  44. 44. Garro AJ, McBeth DL, Lima V, Lieber CS (1991) Ethanol consumption inhibits fetal DNA methylation in mice: implications for the fetal alcohol syndrome. Alcohol Clin Exp Res 15: 395–398.
  45. 45. Bonsch D, Lenz B, Fiszer R, Frieling H, Kornhuber J, et al. (2006) Lowered DNA methyltransferase (DNMT-3b) mRNA expression is associated with genomic DNA hypermethylation in patients with chronic alcoholism. J Neural Transm 113: 1299–1304.
  46. 46. Dev S, Ahmad Wani N, Kaur J (2011) Regulatory mechanisms of intestinal folate uptake in a rat model of folate oversupplementation. Br J Nutr 105: 827–835.
  47. 47. De Lisle RC (1991) A quantitative dot-blot immunoassay for integral membrane proteins: preparation of pancreatic plasma membranes containing apical and basolateral domains. Anal Biochem 192: 1–5.
  48. 48. Quigley JP, Gotterer GS (1969) Distribution of (Na+-K+)-stimulated ATPase activity in rat intestinal mucosa.
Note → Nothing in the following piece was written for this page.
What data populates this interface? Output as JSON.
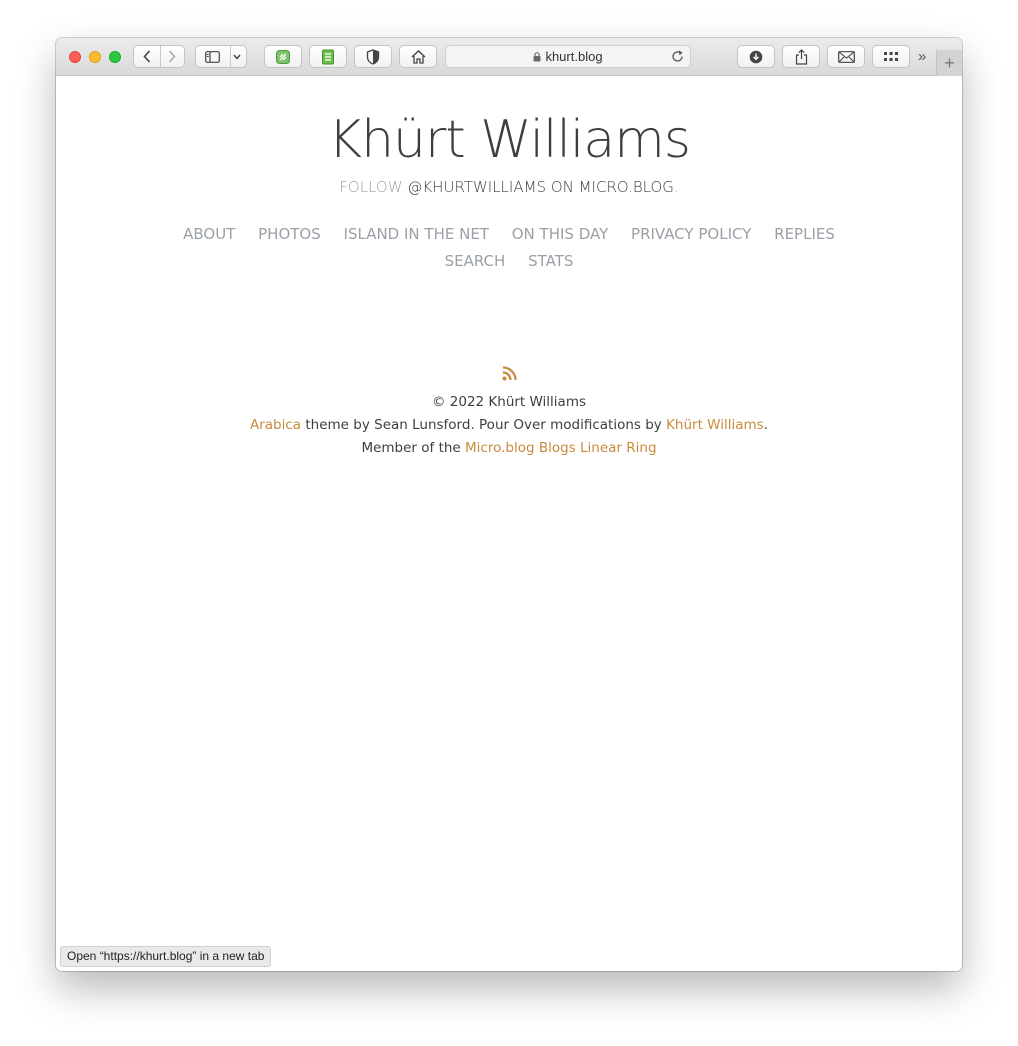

Biochim Biophys Acta 173: 456–468.
  49. 49. Orlowski M, Meister A (1963) gamma-glutamyl-p-nitroanilide: a new convenient substrate for determination and study of l- and d-gamma-glutamyltranspeptidase activities. Biochim Biophys Acta 73: 679–681.
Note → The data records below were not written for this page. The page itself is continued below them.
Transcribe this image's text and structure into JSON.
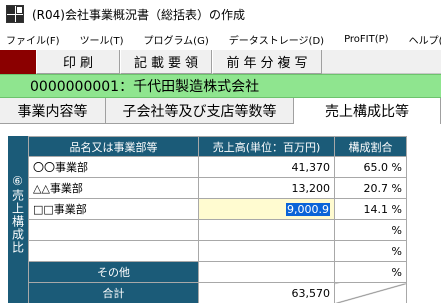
{
  "window": {
    "title": "(R04)会社事業概況書（総括表）の作成"
  },
  "menu": [
    "ファイル(F)",
    "ツール(T)",
    "プログラム(G)",
    "データストレージ(D)",
    "ProFIT(P)",
    "ヘルプ(H)"
  ],
  "toolbar": {
    "print": "印刷",
    "guide": "記載要領",
    "copy_prev": "前年分複写"
  },
  "company": {
    "label": "0000000001：千代田製造株式会社"
  },
  "tabs": [
    {
      "label": "事業内容等",
      "active": false
    },
    {
      "label": "子会社等及び支店等数等",
      "active": false
    },
    {
      "label": "売上構成比等",
      "active": true
    }
  ],
  "section": {
    "label": "⑥売上構成比"
  },
  "table": {
    "headers": [
      "品名又は事業部等",
      "売上高(単位：百万円)",
      "構成割合"
    ],
    "rows": [
      {
        "name": "〇〇事業部",
        "sales": "41,370",
        "ratio": "65.0 %"
      },
      {
        "name": "△△事業部",
        "sales": "13,200",
        "ratio": "20.7 %"
      },
      {
        "name": "□□事業部",
        "sales": "9,000.9",
        "ratio": "14.1 %"
      },
      {
        "name": "",
        "sales": "",
        "ratio": "%"
      },
      {
        "name": "",
        "sales": "",
        "ratio": "%"
      }
    ],
    "other": {
      "label": "その他",
      "sales": "",
      "ratio": "%"
    },
    "total": {
      "label": "合計",
      "sales": "63,570"
    }
  }
}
  50. 50. Towbin H, Staehelin T, Gordon J (1992) Electrophoretic transfer of proteins from polyacrylamide gels to nitrocellulose sheets: procedure and some applications. 1979. Biotechnology 24: 145–149.
  51. 51. Said HM, Chatterjee N, Haq RU, Subramanian VS, Ortiz A, et al. (2000) Adaptive regulation of intestinal folate uptake: effect of dietary folate deficiency. Am J Physiol Cell Physiol 279: C1889–1895.
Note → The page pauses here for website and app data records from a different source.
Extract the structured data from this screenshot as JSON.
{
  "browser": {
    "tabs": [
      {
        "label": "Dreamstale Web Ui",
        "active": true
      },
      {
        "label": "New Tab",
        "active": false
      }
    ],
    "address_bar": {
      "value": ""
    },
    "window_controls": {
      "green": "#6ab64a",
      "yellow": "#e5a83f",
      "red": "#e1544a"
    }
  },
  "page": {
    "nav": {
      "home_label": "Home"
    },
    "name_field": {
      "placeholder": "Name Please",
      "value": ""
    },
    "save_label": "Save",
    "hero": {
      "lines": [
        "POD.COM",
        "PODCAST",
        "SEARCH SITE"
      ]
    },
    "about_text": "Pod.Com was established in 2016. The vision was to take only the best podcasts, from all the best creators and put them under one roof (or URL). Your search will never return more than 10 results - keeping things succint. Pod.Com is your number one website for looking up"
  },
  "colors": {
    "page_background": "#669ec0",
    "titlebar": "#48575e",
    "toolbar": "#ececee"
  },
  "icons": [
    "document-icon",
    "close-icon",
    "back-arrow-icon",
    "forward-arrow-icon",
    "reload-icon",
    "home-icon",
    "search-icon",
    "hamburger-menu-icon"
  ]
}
  52. 52. Li X, Galli T, Leu S, Wade JB, Weinman EJ, et al. (2001) Na+-H+ exchanger 3 (NHE3) is present in lipid rafts in the rabbit ileal brush border: a role for rafts in trafficking and rapid stimulation of NHE3. J Physiol 537: 537–552.
  53. 53. Hanwell D, Ishikawa T, Saleki R, Rotin D (2002) Trafficking and cell surface stability of the epithelial Na+ channel expressed in epithelial Madin-Darby canine kidney cells. J Biol Chem 277: 9772–9779.
  54. 54. Oliferenko S, Paiha K, Harder T, Gerke V, Schwarzler C, et al. (1999) Analysis of CD44-containing lipid rafts: Recruitment of annexin II and stabilization by the actin cytoskeleton. J Cell Biol 146: 843–854.
  55. 55. Zhang Y, Shao JS, Xie QM, Alpers DH (1996) Immunolocalization of alkaline phosphatase and surfactant-like particle proteins in rat duodenum during fat absorption. Gastroenterology 110: 478–488.
  56. 56. Tamura T (1990) New York, Wiley-Liss. Picciano MF, Stokstad ELR, Gregory JF editrs. Folic acid metabolism in health and disease. pp. 121–137.
  57. 57. Wani NA, Hamid A, Khanduja KL, Kaur J (2011) Folate malabsorption is associated with down-regulation of folate transporter expression and function at colon basolateral membrane in rats. Br J Nutr. pp. 1–9.
  58. 58. Lakshmaiah N, Ramasastri BV (1975) Folic acid conjugase from plasma. III. Use of the enzyme in the estimation of folate activity in foods. Int J Vitam Nutr Res 45: 262–272.
  59. 59. Wojdacz TK, Dobrovic A, Hansen LL (2008) Methylation-sensitive high-resolution melting. Nat Protoc 3: 1903–1908.
  60. 60. Wojdacz TK, Dobrovic A (2007) Methylation-sensitive high resolution melting (MS-HRM): a new approach for sensitive and high-throughput assessment of methylation. Nucleic Acids Res 35: e41.